Plot summary[edit]

A man visits a woman for tea. He tells her this is the only place he pays attention to in terms of its furniture and so on. He also loves her 'little boy'. They then talk about the state of the novel as a literary genre - coming to the conclusion that the psycho-novel is shoddy. She feels anguished about possibly having failed in not following suit with that genre however, and he leaves. He rings the bell, then a friend of hers comes along and whilst she would usually be annoyed by her, this time she puts her arm around her and entices her to come again soon.
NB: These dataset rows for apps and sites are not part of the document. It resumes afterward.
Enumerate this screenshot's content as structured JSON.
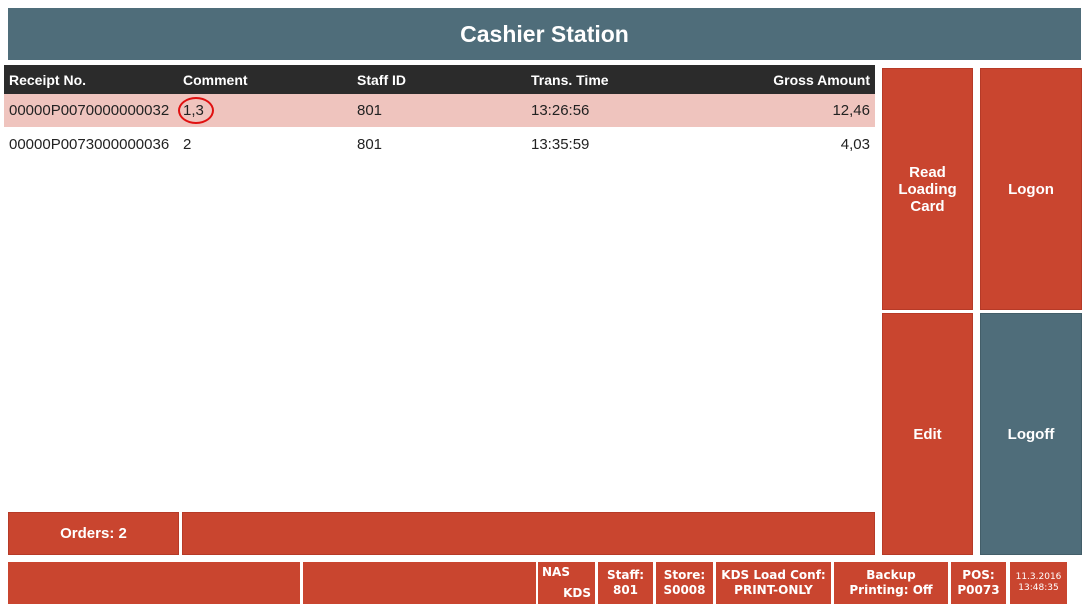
{
  "title": "Cashier Station",
  "table": {
    "columns": [
      "Receipt No.",
      "Comment",
      "Staff ID",
      "Trans. Time",
      "Gross Amount"
    ],
    "rows": [
      {
        "receipt": "00000P0070000000032",
        "comment": "1,3",
        "staff": "801",
        "time": "13:26:56",
        "amount": "12,46"
      },
      {
        "receipt": "00000P0073000000036",
        "comment": "2",
        "staff": "801",
        "time": "13:35:59",
        "amount": "4,03"
      }
    ]
  },
  "buttons": {
    "read_card": "Read Loading Card",
    "logon": "Logon",
    "edit": "Edit",
    "logoff": "Logoff",
    "orders": "Orders: 2"
  },
  "status": {
    "nas": "NAS",
    "kds": "KDS",
    "staff_label": "Staff:",
    "staff": "801",
    "store_label": "Store:",
    "store": "S0008",
    "kds_label": "KDS Load Conf:",
    "kds_value": "PRINT-ONLY",
    "backup_label": "Backup",
    "backup_value": "Printing: Off",
    "pos_label": "POS:",
    "pos": "P0073",
    "date": "11.3.2016",
    "time": "13:48:35"
  },
  "colors": {
    "header": "#4f6d7a",
    "accent": "#c9452f",
    "selected_row": "#efc4be"
  }
}
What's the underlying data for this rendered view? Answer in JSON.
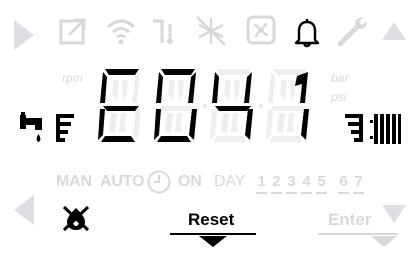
{
  "display": {
    "code_digits": [
      "E",
      "0",
      "4",
      "1"
    ],
    "units": {
      "rpm": "rpm",
      "bar": "bar",
      "psi": "psi"
    },
    "modes": {
      "man": "MAN",
      "auto": "AUTO",
      "on": "ON",
      "day": "DAY"
    },
    "days": [
      "1",
      "2",
      "3",
      "4",
      "5",
      "6",
      "7"
    ],
    "buttons": {
      "reset": "Reset",
      "enter": "Enter"
    }
  },
  "colors": {
    "active": "#000000",
    "inactive": "#d6d8db"
  },
  "icons": {
    "top_row": [
      "play-right-icon",
      "external-link-icon",
      "wifi-icon",
      "sensor-icon",
      "antifreeze-icon",
      "fan-icon",
      "bell-icon",
      "wrench-icon",
      "arrow-up-icon"
    ],
    "active": [
      "bell-icon",
      "tap-icon",
      "radiator-icon",
      "flame-off-icon"
    ]
  }
}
She then sets out writing about how she liked the talk on psychology with her friend.

Characters[edit]

  • a female playwright
  • a male novelist
  • the playwright's friend an elderly virgin, a pathetic creature who simply idolized her

Major themes[edit]

  • friendship
  • literary genres, particularly trends for novels, and the psychology-novel.
  • Unspoken of/Hidden Love

Literary significance[edit]

The text is written in the modernist mode, without a set structure, and with many shifts in the narrative.

References to other works[edit]

Footnotes[edit]

  1. ^ Katherine Mansfield, Selected Stories, Oxford World's Classics, explanatory notes
  2. ^ Katherine Mansfield, Selected Stories, Oxford World's Classics, explanatory notes
  3. ^ Katherine Mansfield, Selected Stories, Oxford World's Classics, explanatory notes

External links[edit]